Output, exactly and in full, the entries that appear below.

• [ENTRIES PROVIDED]
____________________

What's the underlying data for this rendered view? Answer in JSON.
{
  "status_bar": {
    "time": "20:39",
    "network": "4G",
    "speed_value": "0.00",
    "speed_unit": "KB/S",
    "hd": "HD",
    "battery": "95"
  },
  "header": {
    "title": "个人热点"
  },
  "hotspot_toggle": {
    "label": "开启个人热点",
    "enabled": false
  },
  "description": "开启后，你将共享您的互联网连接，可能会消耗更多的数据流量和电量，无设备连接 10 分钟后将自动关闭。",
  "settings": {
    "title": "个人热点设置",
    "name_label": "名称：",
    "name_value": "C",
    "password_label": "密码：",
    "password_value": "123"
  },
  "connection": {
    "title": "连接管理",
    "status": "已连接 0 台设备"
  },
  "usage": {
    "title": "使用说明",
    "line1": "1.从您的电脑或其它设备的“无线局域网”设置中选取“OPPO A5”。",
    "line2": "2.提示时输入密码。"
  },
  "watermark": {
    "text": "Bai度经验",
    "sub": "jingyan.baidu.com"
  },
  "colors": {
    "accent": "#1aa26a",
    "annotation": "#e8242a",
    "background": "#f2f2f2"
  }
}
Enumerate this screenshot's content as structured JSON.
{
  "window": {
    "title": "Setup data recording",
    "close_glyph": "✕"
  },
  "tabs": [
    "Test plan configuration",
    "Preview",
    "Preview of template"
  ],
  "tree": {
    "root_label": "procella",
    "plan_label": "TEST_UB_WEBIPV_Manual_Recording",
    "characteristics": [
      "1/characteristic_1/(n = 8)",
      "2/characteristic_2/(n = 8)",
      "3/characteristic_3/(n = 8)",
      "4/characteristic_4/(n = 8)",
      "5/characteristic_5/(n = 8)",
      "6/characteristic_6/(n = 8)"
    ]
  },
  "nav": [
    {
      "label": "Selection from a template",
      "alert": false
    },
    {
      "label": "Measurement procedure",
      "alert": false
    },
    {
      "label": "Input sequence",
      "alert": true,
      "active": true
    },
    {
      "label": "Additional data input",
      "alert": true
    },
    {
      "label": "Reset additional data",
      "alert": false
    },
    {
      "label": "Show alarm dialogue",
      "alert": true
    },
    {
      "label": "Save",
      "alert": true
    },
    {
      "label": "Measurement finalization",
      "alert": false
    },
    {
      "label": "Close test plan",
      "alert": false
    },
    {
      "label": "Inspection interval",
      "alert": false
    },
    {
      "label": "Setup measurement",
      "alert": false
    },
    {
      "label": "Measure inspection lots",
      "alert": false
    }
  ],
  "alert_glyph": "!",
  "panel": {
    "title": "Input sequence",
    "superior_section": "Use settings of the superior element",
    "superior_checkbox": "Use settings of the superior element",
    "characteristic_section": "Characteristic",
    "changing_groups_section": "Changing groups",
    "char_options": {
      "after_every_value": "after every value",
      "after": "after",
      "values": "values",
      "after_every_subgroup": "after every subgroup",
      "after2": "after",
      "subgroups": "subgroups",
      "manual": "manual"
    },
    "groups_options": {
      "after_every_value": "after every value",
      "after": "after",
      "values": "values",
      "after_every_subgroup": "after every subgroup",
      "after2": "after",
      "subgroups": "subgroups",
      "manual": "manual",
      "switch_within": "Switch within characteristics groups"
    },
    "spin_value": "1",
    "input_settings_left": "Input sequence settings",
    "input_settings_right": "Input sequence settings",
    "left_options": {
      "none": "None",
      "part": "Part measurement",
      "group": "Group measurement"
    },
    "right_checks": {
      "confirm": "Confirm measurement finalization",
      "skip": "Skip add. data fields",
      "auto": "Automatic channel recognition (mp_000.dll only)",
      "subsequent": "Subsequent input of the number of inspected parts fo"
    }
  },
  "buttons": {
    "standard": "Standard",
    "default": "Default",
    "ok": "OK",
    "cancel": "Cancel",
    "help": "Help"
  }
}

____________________

• [OUTPUT OF THE TASK]
What's the underlying data for this rendered view? Answer in JSON.
{
  "status_bar": {
    "time": "20:39",
    "network": "4G",
    "speed_value": "0.00",
    "speed_unit": "KB/S",
    "hd": "HD",
    "battery": "95"
  },
  "header": {
    "title": "个人热点"
  },
  "hotspot_toggle": {
    "label": "开启个人热点",
    "enabled": false
  },
  "description": "开启后，你将共享您的互联网连接，可能会消耗更多的数据流量和电量，无设备连接 10 分钟后将自动关闭。",
  "settings": {
    "title": "个人热点设置",
    "name_label": "名称：",
    "name_value": "C",
    "password_label": "密码：",
    "password_value": "123"
  },
  "connection": {
    "title": "连接管理",
    "status": "已连接 0 台设备"
  },
  "usage": {
    "title": "使用说明",
    "line1": "1.从您的电脑或其它设备的“无线局域网”设置中选取“OPPO A5”。",
    "line2": "2.提示时输入密码。"
  },
  "watermark": {
    "text": "Bai度经验",
    "sub": "jingyan.baidu.com"
  },
  "colors": {
    "accent": "#1aa26a",
    "annotation": "#e8242a",
    "background": "#f2f2f2"
  }
}
Enumerate this screenshot's content as structured JSON.
{
  "window": {
    "title": "Setup data recording",
    "close_glyph": "✕"
  },
  "tabs": [
    "Test plan configuration",
    "Preview",
    "Preview of template"
  ],
  "tree": {
    "root_label": "procella",
    "plan_label": "TEST_UB_WEBIPV_Manual_Recording",
    "characteristics": [
      "1/characteristic_1/(n = 8)",
      "2/characteristic_2/(n = 8)",
      "3/characteristic_3/(n = 8)",
      "4/characteristic_4/(n = 8)",
      "5/characteristic_5/(n = 8)",
      "6/characteristic_6/(n = 8)"
    ]
  },
  "nav": [
    {
      "label": "Selection from a template",
      "alert": false
    },
    {
      "label": "Measurement procedure",
      "alert": false
    },
    {
      "label": "Input sequence",
      "alert": true,
      "active": true
    },
    {
      "label": "Additional data input",
      "alert": true
    },
    {
      "label": "Reset additional data",
      "alert": false
    },
    {
      "label": "Show alarm dialogue",
      "alert": true
    },
    {
      "label": "Save",
      "alert": true
    },
    {
      "label": "Measurement finalization",
      "alert": false
    },
    {
      "label": "Close test plan",
      "alert": false
    },
    {
      "label": "Inspection interval",
      "alert": false
    },
    {
      "label": "Setup measurement",
      "alert": false
    },
    {
      "label": "Measure inspection lots",
      "alert": false
    }
  ],
  "alert_glyph": "!",
  "panel": {
    "title": "Input sequence",
    "superior_section": "Use settings of the superior element",
    "superior_checkbox": "Use settings of the superior element",
    "characteristic_section": "Characteristic",
    "changing_groups_section": "Changing groups",
    "char_options": {
      "after_every_value": "after every value",
      "after": "after",
      "values": "values",
      "after_every_subgroup": "after every subgroup",
      "after2": "after",
      "subgroups": "subgroups",
      "manual": "manual"
    },
    "groups_options": {
      "after_every_value": "after every value",
      "after": "after",
      "values": "values",
      "after_every_subgroup": "after every subgroup",
      "after2": "after",
      "subgroups": "subgroups",
      "manual": "manual",
      "switch_within": "Switch within characteristics groups"
    },
    "spin_value": "1",
    "input_settings_left": "Input sequence settings",
    "input_settings_right": "Input sequence settings",
    "left_options": {
      "none": "None",
      "part": "Part measurement",
      "group": "Group measurement"
    },
    "right_checks": {
      "confirm": "Confirm measurement finalization",
      "skip": "Skip add. data fields",
      "auto": "Automatic channel recognition (mp_000.dll only)",
      "subsequent": "Subsequent input of the number of inspected parts fo"
    }
  },
  "buttons": {
    "standard": "Standard",
    "default": "Default",
    "ok": "OK",
    "cancel": "Cancel",
    "help": "Help"
  }
}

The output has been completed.